DATA LISTING below:
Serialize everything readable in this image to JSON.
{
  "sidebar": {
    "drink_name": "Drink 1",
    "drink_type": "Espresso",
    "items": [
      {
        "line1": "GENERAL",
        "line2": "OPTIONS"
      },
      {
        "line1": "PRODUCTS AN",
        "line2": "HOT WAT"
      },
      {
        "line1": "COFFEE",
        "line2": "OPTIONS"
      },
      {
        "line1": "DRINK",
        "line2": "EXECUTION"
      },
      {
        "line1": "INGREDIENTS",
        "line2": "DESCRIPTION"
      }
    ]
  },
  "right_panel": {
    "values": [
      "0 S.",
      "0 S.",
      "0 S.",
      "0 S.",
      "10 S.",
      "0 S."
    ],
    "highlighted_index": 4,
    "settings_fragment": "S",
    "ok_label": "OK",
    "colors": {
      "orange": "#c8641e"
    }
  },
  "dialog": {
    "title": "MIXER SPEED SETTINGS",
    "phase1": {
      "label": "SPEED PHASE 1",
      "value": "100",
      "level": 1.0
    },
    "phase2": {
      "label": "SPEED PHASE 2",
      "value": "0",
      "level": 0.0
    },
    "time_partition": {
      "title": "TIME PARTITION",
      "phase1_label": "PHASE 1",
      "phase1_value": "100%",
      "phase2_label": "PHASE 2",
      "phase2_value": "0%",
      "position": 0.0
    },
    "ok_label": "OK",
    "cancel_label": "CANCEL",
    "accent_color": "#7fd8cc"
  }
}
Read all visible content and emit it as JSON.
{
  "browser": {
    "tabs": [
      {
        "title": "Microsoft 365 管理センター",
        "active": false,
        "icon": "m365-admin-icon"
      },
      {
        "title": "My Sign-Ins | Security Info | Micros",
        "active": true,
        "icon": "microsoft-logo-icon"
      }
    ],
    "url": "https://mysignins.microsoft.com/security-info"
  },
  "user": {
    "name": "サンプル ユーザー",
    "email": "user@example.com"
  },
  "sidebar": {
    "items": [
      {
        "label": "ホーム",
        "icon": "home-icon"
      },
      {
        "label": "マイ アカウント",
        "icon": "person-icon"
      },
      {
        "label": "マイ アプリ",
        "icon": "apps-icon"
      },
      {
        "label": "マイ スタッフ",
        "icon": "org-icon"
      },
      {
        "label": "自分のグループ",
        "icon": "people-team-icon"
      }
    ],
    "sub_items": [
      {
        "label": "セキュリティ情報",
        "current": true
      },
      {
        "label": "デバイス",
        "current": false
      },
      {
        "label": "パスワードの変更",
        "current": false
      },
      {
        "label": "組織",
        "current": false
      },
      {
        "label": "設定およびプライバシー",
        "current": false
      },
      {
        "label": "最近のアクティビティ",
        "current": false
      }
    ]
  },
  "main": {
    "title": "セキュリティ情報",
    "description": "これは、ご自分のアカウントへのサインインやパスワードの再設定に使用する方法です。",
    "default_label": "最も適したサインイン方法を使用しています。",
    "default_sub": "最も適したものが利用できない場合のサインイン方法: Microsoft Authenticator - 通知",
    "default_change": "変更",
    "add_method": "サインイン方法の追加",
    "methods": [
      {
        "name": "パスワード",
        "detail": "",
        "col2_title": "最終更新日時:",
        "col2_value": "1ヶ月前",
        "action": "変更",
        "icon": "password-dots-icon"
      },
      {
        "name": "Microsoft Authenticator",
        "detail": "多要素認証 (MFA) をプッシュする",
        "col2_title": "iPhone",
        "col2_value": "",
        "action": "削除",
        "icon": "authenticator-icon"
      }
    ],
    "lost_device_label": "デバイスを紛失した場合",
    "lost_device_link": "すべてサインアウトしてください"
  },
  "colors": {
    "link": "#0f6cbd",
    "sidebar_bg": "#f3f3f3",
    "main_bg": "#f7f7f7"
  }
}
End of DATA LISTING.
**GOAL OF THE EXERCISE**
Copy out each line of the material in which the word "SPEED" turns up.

**RESPONSE BELOW**
    "title": "MIXER SPEED SETTINGS",
      "label": "SPEED PHASE 1",
      "label": "SPEED PHASE 2",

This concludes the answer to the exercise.